WASHINGTON – Like many Democrats who represent rural, socially conservative districts, U.S. Rep. Tim Walz has been a big advocate for gun owners in Congress, which has earned him the endorsement of the powerful National Rifle Association.
But the massacre of 26 students and teachers at the Sandy Hook elementary school in Midtown, CT last week has shaken Walz, a former teacher and the parent of young children.
He’s now rethinking his stance on whether assault-style weapons, such as the one used in the shooting, and large ammunition magazines should be banned. Both are currently legal. Walz has opposed banning them in the past, going so far as to sign a letter with a large group of U.S. House members in 2009 to oppose a ban.
“It’s not as if there have never been lines in the sand and things you can’t own and if we as a society, because of the nature of where we’re at, we have to take a look at that, I certainly want that to be at the table,” said Walz in an interview.
Instead of tightening gun ownership rules, some members of Congress and state Rep. Tony Cornish, R-Good Thunder, have advocated allowing teachers to bring weapons to schools in order to speed up the response to potential future shootings. Walz said he could not support those proposals.
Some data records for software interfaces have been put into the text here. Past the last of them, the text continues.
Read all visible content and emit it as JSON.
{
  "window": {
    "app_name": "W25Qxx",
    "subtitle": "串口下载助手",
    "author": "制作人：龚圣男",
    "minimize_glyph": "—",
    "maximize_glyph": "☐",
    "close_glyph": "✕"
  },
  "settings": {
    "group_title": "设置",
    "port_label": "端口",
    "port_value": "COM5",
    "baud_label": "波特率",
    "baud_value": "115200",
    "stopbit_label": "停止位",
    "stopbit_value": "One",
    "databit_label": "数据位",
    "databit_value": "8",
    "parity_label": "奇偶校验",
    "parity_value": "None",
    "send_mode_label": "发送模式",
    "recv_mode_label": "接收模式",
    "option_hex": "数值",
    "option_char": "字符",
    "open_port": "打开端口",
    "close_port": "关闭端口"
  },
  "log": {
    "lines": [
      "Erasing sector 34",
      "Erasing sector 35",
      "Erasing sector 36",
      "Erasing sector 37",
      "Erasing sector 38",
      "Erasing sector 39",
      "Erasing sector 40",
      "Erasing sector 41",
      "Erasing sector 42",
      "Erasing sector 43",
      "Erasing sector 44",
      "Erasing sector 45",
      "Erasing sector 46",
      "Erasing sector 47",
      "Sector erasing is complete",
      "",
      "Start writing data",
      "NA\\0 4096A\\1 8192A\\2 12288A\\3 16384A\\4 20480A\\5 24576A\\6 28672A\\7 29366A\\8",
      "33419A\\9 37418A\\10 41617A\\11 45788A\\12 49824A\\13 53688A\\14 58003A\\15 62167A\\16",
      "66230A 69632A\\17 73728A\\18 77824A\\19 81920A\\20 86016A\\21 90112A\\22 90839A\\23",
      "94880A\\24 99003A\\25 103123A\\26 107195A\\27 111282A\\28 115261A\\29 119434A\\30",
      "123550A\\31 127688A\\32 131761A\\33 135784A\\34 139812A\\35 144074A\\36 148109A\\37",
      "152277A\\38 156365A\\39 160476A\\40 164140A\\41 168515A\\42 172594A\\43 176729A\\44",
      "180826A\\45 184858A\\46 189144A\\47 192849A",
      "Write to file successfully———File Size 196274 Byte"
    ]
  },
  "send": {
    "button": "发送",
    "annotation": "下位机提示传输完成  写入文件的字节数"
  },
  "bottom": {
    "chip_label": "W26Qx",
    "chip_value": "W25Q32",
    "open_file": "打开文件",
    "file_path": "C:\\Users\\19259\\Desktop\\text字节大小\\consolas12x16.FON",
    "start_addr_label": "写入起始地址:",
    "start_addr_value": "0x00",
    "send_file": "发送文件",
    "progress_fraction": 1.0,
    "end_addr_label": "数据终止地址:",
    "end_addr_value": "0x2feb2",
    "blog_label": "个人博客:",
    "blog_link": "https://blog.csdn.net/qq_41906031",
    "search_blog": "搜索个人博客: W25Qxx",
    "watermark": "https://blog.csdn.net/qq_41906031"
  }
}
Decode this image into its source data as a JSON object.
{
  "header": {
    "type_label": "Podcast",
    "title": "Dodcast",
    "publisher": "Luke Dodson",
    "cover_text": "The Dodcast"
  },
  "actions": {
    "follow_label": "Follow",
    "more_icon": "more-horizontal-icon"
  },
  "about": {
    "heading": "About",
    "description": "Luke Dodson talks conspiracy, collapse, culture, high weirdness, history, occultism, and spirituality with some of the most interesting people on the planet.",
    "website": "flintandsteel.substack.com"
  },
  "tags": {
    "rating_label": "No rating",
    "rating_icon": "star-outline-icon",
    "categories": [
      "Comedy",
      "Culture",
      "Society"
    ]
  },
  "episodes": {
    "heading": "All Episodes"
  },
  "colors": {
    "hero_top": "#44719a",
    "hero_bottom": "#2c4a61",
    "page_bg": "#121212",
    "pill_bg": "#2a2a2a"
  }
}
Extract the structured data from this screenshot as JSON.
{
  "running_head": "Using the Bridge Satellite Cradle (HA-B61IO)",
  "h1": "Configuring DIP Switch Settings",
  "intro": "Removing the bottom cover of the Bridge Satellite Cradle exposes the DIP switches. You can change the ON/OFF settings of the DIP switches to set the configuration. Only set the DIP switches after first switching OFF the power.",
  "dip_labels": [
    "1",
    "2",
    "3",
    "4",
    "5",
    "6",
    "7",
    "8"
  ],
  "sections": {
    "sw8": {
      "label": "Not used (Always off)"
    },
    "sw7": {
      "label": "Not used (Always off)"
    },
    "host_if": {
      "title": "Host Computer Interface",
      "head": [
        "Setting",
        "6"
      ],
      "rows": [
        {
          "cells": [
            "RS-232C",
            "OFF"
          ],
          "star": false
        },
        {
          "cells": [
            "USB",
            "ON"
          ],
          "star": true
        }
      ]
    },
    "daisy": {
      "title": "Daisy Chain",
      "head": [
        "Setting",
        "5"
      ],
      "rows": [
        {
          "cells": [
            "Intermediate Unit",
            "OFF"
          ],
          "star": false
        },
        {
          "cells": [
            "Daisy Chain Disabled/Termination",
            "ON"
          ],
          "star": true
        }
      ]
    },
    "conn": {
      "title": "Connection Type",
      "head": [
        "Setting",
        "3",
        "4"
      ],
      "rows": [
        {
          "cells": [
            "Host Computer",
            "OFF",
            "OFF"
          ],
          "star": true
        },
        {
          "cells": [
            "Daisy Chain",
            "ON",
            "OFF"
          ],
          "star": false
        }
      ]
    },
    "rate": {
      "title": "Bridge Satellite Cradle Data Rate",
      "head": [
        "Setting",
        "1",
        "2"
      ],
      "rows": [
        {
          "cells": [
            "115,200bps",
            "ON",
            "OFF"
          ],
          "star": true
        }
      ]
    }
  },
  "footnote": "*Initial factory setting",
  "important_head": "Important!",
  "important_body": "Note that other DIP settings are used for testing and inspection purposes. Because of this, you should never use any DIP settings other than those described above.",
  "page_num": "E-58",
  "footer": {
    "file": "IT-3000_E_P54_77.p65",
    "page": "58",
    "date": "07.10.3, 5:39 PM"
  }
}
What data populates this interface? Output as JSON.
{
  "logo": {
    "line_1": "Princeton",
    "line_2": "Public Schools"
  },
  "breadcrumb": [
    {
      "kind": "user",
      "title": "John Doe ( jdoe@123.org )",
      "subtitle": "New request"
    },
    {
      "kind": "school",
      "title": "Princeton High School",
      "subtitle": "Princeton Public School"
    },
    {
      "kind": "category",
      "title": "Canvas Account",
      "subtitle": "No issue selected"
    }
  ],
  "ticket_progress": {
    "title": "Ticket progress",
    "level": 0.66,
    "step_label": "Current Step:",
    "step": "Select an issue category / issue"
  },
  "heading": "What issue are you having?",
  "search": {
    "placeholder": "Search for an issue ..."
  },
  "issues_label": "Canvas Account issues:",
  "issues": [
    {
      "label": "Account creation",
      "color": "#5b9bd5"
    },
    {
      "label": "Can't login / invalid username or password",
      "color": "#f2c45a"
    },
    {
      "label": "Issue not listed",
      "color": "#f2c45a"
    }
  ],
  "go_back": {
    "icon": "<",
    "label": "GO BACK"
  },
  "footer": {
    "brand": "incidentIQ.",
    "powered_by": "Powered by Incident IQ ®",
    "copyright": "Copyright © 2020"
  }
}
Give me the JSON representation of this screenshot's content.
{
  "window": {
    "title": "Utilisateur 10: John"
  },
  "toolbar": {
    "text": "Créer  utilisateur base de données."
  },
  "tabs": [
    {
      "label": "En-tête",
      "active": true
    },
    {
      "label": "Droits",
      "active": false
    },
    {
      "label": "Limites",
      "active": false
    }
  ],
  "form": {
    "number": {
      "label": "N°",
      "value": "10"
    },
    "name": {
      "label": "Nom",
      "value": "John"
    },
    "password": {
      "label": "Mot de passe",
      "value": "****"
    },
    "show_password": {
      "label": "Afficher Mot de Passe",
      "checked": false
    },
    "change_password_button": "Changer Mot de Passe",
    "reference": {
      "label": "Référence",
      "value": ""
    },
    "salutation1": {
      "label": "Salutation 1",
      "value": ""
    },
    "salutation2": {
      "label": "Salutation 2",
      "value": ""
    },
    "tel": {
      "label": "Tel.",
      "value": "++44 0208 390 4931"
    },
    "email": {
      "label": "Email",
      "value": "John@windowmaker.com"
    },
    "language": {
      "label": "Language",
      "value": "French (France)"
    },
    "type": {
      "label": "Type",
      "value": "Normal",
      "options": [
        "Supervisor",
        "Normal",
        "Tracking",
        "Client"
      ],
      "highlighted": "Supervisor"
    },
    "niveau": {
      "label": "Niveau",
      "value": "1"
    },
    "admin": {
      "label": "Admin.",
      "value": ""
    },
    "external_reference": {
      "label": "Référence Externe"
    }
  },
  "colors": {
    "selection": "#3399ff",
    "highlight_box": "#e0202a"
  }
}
“I could not disagree more both from a parent, from a citizen and especially as a teacher that’s not the culture of that classroom. I think that idea of arming teachers is pretty much just giving up,” he said.